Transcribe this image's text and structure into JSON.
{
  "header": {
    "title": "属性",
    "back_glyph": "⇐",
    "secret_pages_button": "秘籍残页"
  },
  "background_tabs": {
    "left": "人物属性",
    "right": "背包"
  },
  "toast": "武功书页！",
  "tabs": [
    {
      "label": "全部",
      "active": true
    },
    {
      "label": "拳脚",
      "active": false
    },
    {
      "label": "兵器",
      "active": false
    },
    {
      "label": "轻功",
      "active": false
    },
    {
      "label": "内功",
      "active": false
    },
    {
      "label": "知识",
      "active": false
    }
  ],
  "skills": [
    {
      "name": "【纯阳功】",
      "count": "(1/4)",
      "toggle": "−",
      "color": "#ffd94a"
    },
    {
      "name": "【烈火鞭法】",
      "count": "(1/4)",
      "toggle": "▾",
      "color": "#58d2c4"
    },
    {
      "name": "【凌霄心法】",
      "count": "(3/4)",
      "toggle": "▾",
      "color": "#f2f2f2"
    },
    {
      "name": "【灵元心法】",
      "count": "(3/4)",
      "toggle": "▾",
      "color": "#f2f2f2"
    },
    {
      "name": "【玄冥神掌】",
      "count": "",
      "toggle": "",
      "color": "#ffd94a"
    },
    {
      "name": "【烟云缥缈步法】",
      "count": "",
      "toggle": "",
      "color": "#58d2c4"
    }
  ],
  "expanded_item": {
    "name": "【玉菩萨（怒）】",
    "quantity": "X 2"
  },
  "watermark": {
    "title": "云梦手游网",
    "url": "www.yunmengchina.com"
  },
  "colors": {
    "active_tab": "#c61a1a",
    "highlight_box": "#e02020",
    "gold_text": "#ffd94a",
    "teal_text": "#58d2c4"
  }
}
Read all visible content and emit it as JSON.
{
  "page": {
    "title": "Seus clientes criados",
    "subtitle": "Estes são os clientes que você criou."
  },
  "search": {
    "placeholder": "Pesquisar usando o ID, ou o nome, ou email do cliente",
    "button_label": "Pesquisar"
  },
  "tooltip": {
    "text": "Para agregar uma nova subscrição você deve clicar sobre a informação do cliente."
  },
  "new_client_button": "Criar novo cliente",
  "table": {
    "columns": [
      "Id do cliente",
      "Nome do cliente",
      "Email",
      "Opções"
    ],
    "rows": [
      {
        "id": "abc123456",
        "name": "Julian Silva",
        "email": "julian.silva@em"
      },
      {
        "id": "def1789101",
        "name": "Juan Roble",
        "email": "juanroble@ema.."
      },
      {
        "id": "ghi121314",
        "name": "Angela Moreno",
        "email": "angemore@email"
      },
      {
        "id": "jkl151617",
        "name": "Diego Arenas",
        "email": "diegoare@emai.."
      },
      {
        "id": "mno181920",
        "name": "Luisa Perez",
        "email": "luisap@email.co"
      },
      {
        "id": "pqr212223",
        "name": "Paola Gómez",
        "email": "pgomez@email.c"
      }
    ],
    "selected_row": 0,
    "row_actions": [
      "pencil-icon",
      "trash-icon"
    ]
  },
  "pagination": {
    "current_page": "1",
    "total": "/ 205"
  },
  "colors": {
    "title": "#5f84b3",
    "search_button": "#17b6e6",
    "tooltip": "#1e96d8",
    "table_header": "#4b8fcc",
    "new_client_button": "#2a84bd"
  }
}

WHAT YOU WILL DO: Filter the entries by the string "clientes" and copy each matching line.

EXERCISE ANSWER:
    "title": "Seus clientes criados",
    "subtitle": "Estes são os clientes que você criou."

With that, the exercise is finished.